Several years ago, I proposed that St. Louis secede from Missouruh. I suggested we become part of Illinois and change our name to West East St. Louis.
Of course, given the state of Illinois’ budget, it is far more likely St. Louis could snag the Land of Lincoln for less than what was paid for Harmonix Music Systems.
I’m just sayin’.
The Missouri House passed legislation that would remove a mechanism raising the state’s minimum wage based off inflation. But even if it passed the Senate, would Gov. Jay Nixon sign such a change into law?
I asked Nixon that question at a press conference in St. Louis City. The video of his response is above.
University of Missouri-St. Louis professor Terry Jones wrote an op-ed in the St. Louis Beacon yesterday about redistricting’s effect on the St. Louis region:
The present partisan division is six Republicans and three Democrats. With the GOP having a veto proof majority in the state Senate and being just three votes short of two-thirds control in the state House of Representatives, partisanship would argue for a plan that retains six Republican districts and reduces the Democrats from three to two. But such an approach could have significant geographic consequences.
The prevailing strategy to accomplish that partisan objective is placing two sitting Democrats in a single district. After Republican Vicky Hartzler’s 2010 win over Democrat incumbent Ike Skelton in the Fourth Congressional District, Emmanuel Cleaver from the Fifth Congressional District (Kansas City and its environs) is the sole Democrat outside the St. Louis region. There’s no Democratic seat nearby. So if the partisan two-into-one playbook is to prevail, that means targeting the two adjacent Democratic districts in the St. Louis region: the First (William Lacy Clay Jr.) and the Third (Russ Carnahan).
A woman on stilts entertains the masses at the Missouri State Fair. Pettis County - the home of the fair - grew by 4 percent last decade.
I just got a spreadsheet of the state’s population by county. You can view the spreadsheet here, but here are some highlights:
- St. Louis County remains Missouri’s most populous county with 998,954 people. But that number is down 1.71 percent. Jackson County came in second place with 674,158, a 2.94 percent increase.
- St. Charles County experienced downright explosive growth, moving ahead of St. Louis City as the third most populous county in the state. The county grew by 26.98 percent.
- As mentioned in the previous post, St. Louis City’s population decline by 8.3 percent. The population of my hometown is 319,294.
- Kansas City suburban areas such as Clay County, Cass County and Platte County grew by at least 20 percent. Jefferson County grew by 10.42 percent.

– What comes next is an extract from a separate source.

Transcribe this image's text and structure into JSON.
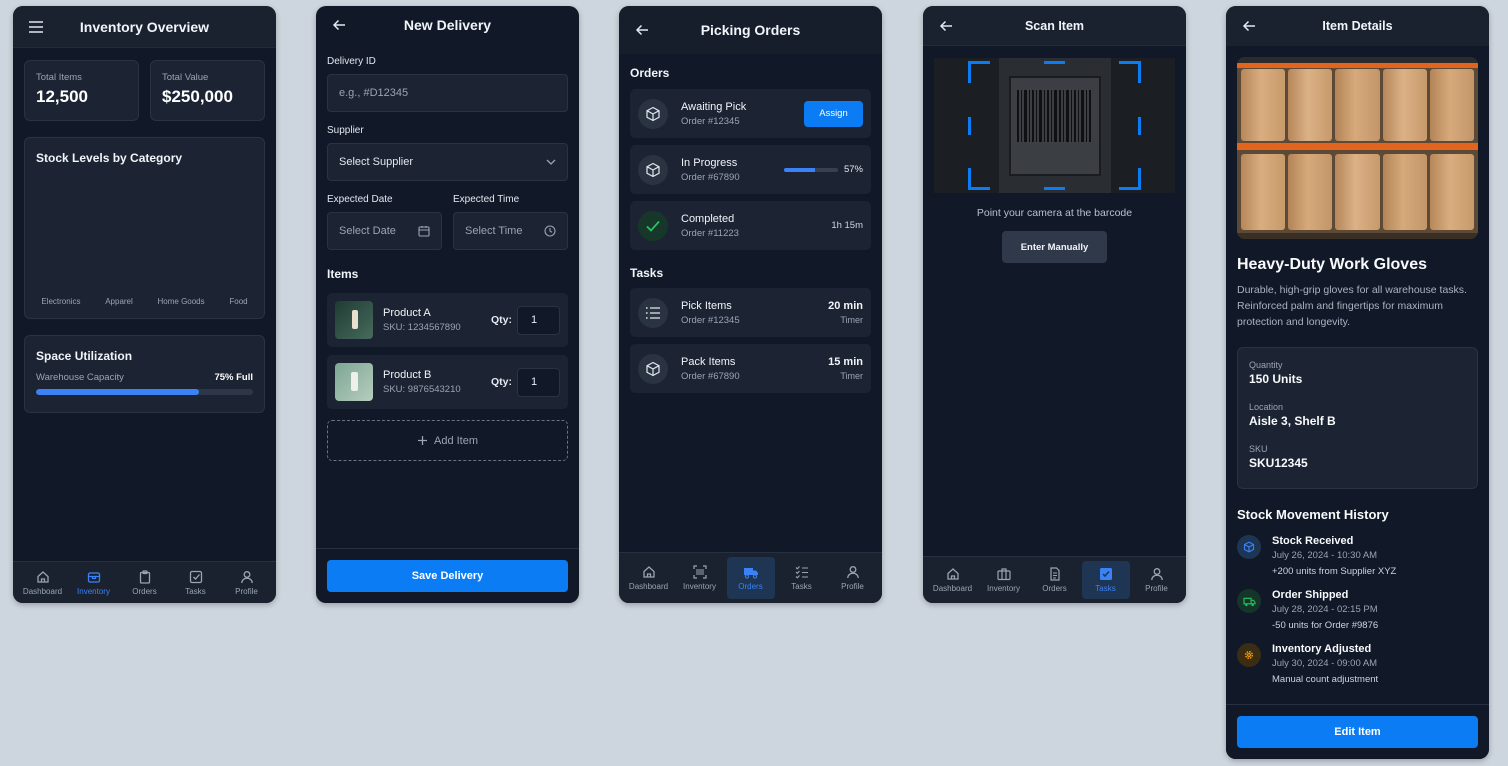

- My old stomping ground of Boone County grew 20.07 percent. Cole County grew by 6.43 percent.
- Southwest Missouri experienced a population boom of sorts. The fastest growing county in the state was Christian County, which ballooned by 42.62 percent. Greene County grew by 14.47 percent, Jasper County’s population went up by 12.15 percent and Taney County grew by 30.15 percent.
- The population of Atchison County - home of U.S. Rep. Sam Graves, R-Tarkio - declined 11.59 percent, the most out of any Missouri county. Worth County - with 2,171 residents - remains Missouri’s least populous county.

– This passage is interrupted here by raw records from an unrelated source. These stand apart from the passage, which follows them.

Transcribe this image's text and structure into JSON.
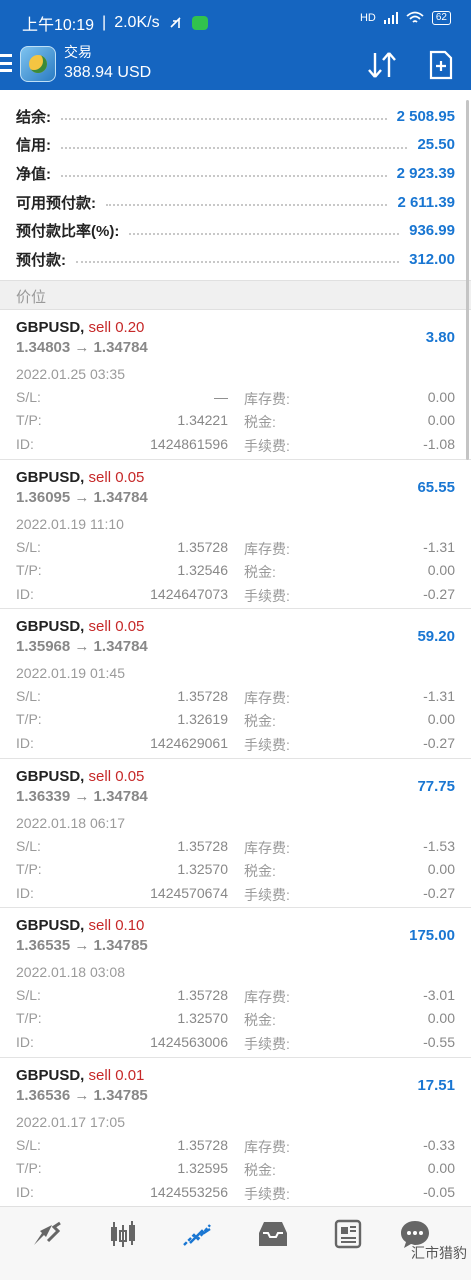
{
  "status_bar": {
    "time": "上午10:19",
    "separator": "|",
    "net_speed": "2.0K/s",
    "signal": "HD",
    "battery": "62"
  },
  "header": {
    "title": "交易",
    "balance": "388.94 USD"
  },
  "summary": [
    {
      "label": "结余:",
      "value": "2 508.95"
    },
    {
      "label": "信用:",
      "value": "25.50"
    },
    {
      "label": "净值:",
      "value": "2 923.39"
    },
    {
      "label": "可用预付款:",
      "value": "2 611.39"
    },
    {
      "label": "预付款比率(%):",
      "value": "936.99"
    },
    {
      "label": "预付款:",
      "value": "312.00"
    }
  ],
  "section_label": "价位",
  "detail_labels": {
    "sl": "S/L:",
    "tp": "T/P:",
    "id": "ID:",
    "swap": "库存费:",
    "tax": "税金:",
    "fee": "手续费:"
  },
  "positions": [
    {
      "symbol": "GBPUSD,",
      "side": "sell 0.20",
      "prices": "1.34803 → 1.34784",
      "profit": "3.80",
      "time": "2022.01.25 03:35",
      "sl": "—",
      "tp": "1.34221",
      "id": "1424861596",
      "swap": "0.00",
      "tax": "0.00",
      "fee": "-1.08"
    },
    {
      "symbol": "GBPUSD,",
      "side": "sell 0.05",
      "prices": "1.36095 → 1.34784",
      "profit": "65.55",
      "time": "2022.01.19 11:10",
      "sl": "1.35728",
      "tp": "1.32546",
      "id": "1424647073",
      "swap": "-1.31",
      "tax": "0.00",
      "fee": "-0.27"
    },
    {
      "symbol": "GBPUSD,",
      "side": "sell 0.05",
      "prices": "1.35968 → 1.34784",
      "profit": "59.20",
      "time": "2022.01.19 01:45",
      "sl": "1.35728",
      "tp": "1.32619",
      "id": "1424629061",
      "swap": "-1.31",
      "tax": "0.00",
      "fee": "-0.27"
    },
    {
      "symbol": "GBPUSD,",
      "side": "sell 0.05",
      "prices": "1.36339 → 1.34784",
      "profit": "77.75",
      "time": "2022.01.18 06:17",
      "sl": "1.35728",
      "tp": "1.32570",
      "id": "1424570674",
      "swap": "-1.53",
      "tax": "0.00",
      "fee": "-0.27"
    },
    {
      "symbol": "GBPUSD,",
      "side": "sell 0.10",
      "prices": "1.36535 → 1.34785",
      "profit": "175.00",
      "time": "2022.01.18 03:08",
      "sl": "1.35728",
      "tp": "1.32570",
      "id": "1424563006",
      "swap": "-3.01",
      "tax": "0.00",
      "fee": "-0.55"
    },
    {
      "symbol": "GBPUSD,",
      "side": "sell 0.01",
      "prices": "1.36536 → 1.34785",
      "profit": "17.51",
      "time": "2022.01.17 17:05",
      "sl": "1.35728",
      "tp": "1.32595",
      "id": "1424553256",
      "swap": "-0.33",
      "tax": "0.00",
      "fee": "-0.05"
    }
  ],
  "bottom_nav": [
    "quotes-icon",
    "chart-icon",
    "trade-icon",
    "history-icon",
    "news-icon",
    "messages-icon"
  ],
  "watermark": "汇市猎豹",
  "colors": {
    "primary": "#1565c0",
    "value_blue": "#1976d2",
    "sell_red": "#c62828"
  }
}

By the way, state Rep. John Diehl’s office released the total population by congressional districts. Diehl, R-Town and Country, is the chair of the House committee on redistricting:
District 1 - 587,069

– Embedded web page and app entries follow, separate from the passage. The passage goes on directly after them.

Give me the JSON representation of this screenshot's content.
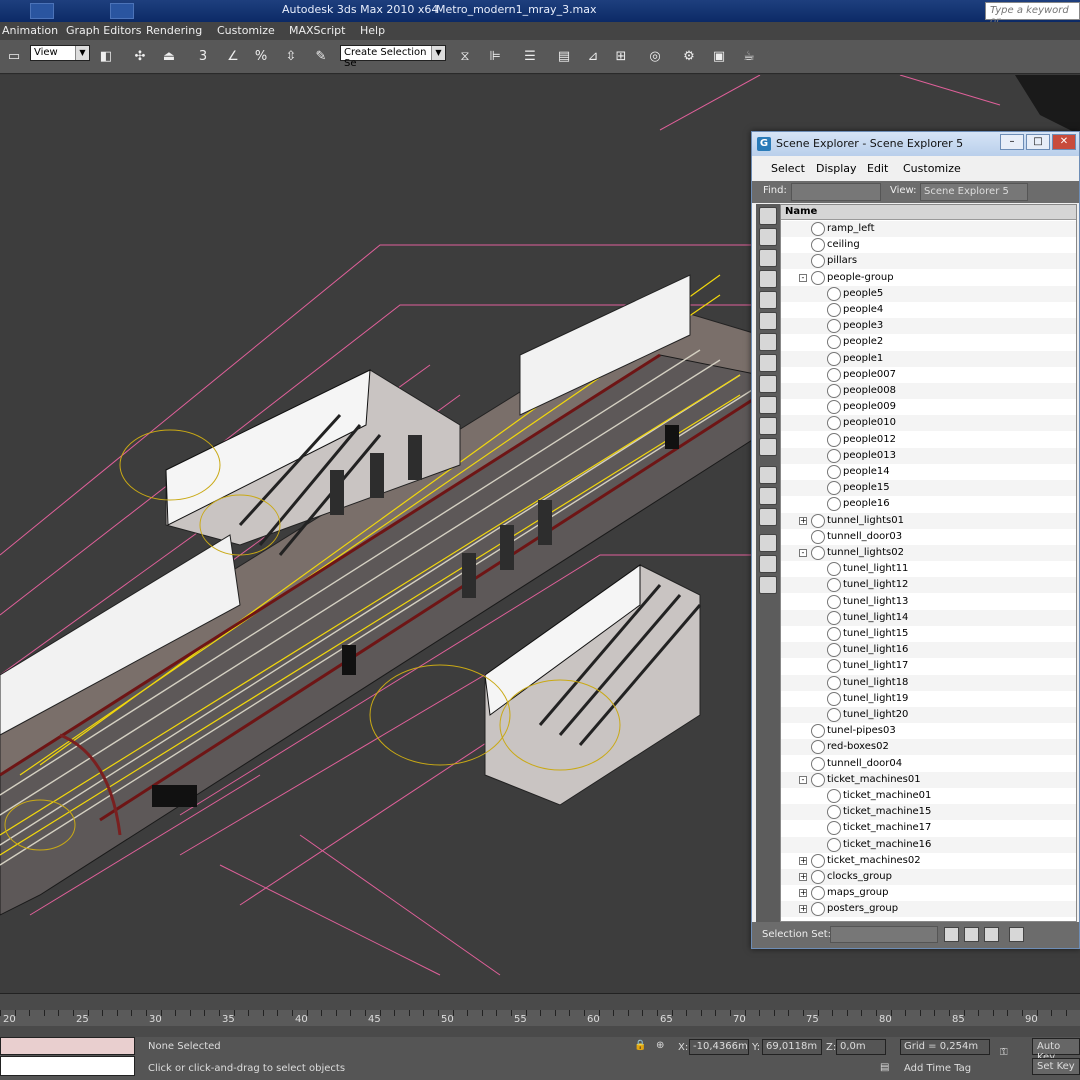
{
  "titlebar": {
    "app_title": "Autodesk 3ds Max  2010 x64",
    "file_title": "Metro_modern1_mray_3.max",
    "search_placeholder": "Type a keyword or"
  },
  "menubar": {
    "items": [
      "Animation",
      "Graph Editors",
      "Rendering",
      "Customize",
      "MAXScript",
      "Help"
    ]
  },
  "toolbar": {
    "view_select": "View",
    "selection_set": "Create Selection Se",
    "snap_label": "3",
    "percent_label": "%"
  },
  "scene_explorer": {
    "title": "Scene Explorer - Scene Explorer 5",
    "menu": [
      "Select",
      "Display",
      "Edit",
      "Customize"
    ],
    "find_label": "Find:",
    "view_label": "View:",
    "view_value": "Scene Explorer 5",
    "column_name": "Name",
    "rows": [
      {
        "label": "ramp_left",
        "level": 0,
        "expand": ""
      },
      {
        "label": "ceiling",
        "level": 0,
        "expand": ""
      },
      {
        "label": "pillars",
        "level": 0,
        "expand": ""
      },
      {
        "label": "people-group",
        "level": 0,
        "expand": "-"
      },
      {
        "label": "people5",
        "level": 1,
        "expand": ""
      },
      {
        "label": "people4",
        "level": 1,
        "expand": ""
      },
      {
        "label": "people3",
        "level": 1,
        "expand": ""
      },
      {
        "label": "people2",
        "level": 1,
        "expand": ""
      },
      {
        "label": "people1",
        "level": 1,
        "expand": ""
      },
      {
        "label": "people007",
        "level": 1,
        "expand": ""
      },
      {
        "label": "people008",
        "level": 1,
        "expand": ""
      },
      {
        "label": "people009",
        "level": 1,
        "expand": ""
      },
      {
        "label": "people010",
        "level": 1,
        "expand": ""
      },
      {
        "label": "people012",
        "level": 1,
        "expand": ""
      },
      {
        "label": "people013",
        "level": 1,
        "expand": ""
      },
      {
        "label": "people14",
        "level": 1,
        "expand": ""
      },
      {
        "label": "people15",
        "level": 1,
        "expand": ""
      },
      {
        "label": "people16",
        "level": 1,
        "expand": ""
      },
      {
        "label": "tunnel_lights01",
        "level": 0,
        "expand": "+"
      },
      {
        "label": "tunnell_door03",
        "level": 0,
        "expand": ""
      },
      {
        "label": "tunnel_lights02",
        "level": 0,
        "expand": "-"
      },
      {
        "label": "tunel_light11",
        "level": 1,
        "expand": ""
      },
      {
        "label": "tunel_light12",
        "level": 1,
        "expand": ""
      },
      {
        "label": "tunel_light13",
        "level": 1,
        "expand": ""
      },
      {
        "label": "tunel_light14",
        "level": 1,
        "expand": ""
      },
      {
        "label": "tunel_light15",
        "level": 1,
        "expand": ""
      },
      {
        "label": "tunel_light16",
        "level": 1,
        "expand": ""
      },
      {
        "label": "tunel_light17",
        "level": 1,
        "expand": ""
      },
      {
        "label": "tunel_light18",
        "level": 1,
        "expand": ""
      },
      {
        "label": "tunel_light19",
        "level": 1,
        "expand": ""
      },
      {
        "label": "tunel_light20",
        "level": 1,
        "expand": ""
      },
      {
        "label": "tunel-pipes03",
        "level": 0,
        "expand": ""
      },
      {
        "label": "red-boxes02",
        "level": 0,
        "expand": ""
      },
      {
        "label": "tunnell_door04",
        "level": 0,
        "expand": ""
      },
      {
        "label": "ticket_machines01",
        "level": 0,
        "expand": "-"
      },
      {
        "label": "ticket_machine01",
        "level": 1,
        "expand": ""
      },
      {
        "label": "ticket_machine15",
        "level": 1,
        "expand": ""
      },
      {
        "label": "ticket_machine17",
        "level": 1,
        "expand": ""
      },
      {
        "label": "ticket_machine16",
        "level": 1,
        "expand": ""
      },
      {
        "label": "ticket_machines02",
        "level": 0,
        "expand": "+"
      },
      {
        "label": "clocks_group",
        "level": 0,
        "expand": "+"
      },
      {
        "label": "maps_group",
        "level": 0,
        "expand": "+"
      },
      {
        "label": "posters_group",
        "level": 0,
        "expand": "+"
      }
    ],
    "selection_set_label": "Selection Set:"
  },
  "timeline": {
    "ticks": [
      "20",
      "25",
      "30",
      "35",
      "40",
      "45",
      "50",
      "55",
      "60",
      "65",
      "70",
      "75",
      "80",
      "85",
      "90"
    ]
  },
  "status": {
    "none_selected": "None Selected",
    "prompt": "Click or click-and-drag to select objects",
    "x_label": "X:",
    "x_value": "-10,4366m",
    "y_label": "Y:",
    "y_value": "69,0118m",
    "z_label": "Z:",
    "z_value": "0,0m",
    "grid": "Grid = 0,254m",
    "add_time_tag": "Add Time Tag",
    "auto_key": "Auto Key",
    "set_key": "Set Key"
  }
}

District 2 - 706,622
District 3 - 625,251
District 4 - 679,375
District 5 - 633,887
District 6 - 693,974
District 7 - 721,754
District 8 - 656,894
District 9 - 684,101
Diehl’s office says that congressional districts will now have 748,615 people.
[Full disclosure: Max is a fraternity brother and I respect him, even though he is a Yankees fan.]